--- Dataset excerpts Enclosed Below ---
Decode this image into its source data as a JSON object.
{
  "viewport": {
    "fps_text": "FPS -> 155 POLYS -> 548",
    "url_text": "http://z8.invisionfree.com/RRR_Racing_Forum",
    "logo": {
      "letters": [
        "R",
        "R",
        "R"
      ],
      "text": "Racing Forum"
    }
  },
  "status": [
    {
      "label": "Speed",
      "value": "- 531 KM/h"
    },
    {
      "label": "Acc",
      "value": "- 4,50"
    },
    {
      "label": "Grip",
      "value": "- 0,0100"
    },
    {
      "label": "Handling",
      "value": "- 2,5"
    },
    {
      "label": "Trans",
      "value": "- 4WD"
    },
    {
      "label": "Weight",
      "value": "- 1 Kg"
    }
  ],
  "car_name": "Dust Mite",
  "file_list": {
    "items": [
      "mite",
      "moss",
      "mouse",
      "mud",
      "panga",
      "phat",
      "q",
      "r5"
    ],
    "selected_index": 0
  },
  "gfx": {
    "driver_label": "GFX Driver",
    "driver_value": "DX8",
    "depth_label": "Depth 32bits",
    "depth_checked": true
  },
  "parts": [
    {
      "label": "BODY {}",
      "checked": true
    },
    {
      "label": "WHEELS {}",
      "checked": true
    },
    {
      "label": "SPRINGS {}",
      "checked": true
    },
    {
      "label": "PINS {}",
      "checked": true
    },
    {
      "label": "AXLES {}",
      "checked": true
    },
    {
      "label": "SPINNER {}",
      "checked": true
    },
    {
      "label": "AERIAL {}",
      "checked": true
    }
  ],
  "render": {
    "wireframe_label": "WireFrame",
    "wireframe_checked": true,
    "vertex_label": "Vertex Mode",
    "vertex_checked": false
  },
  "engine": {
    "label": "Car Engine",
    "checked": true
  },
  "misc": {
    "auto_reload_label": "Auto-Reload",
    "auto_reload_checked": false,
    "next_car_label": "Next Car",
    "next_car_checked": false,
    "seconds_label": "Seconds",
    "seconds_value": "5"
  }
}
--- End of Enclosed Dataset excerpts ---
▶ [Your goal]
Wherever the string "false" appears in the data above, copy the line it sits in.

▶ [Task result]
    "vertex_checked": false
    "auto_reload_checked": false,
    "next_car_checked": false,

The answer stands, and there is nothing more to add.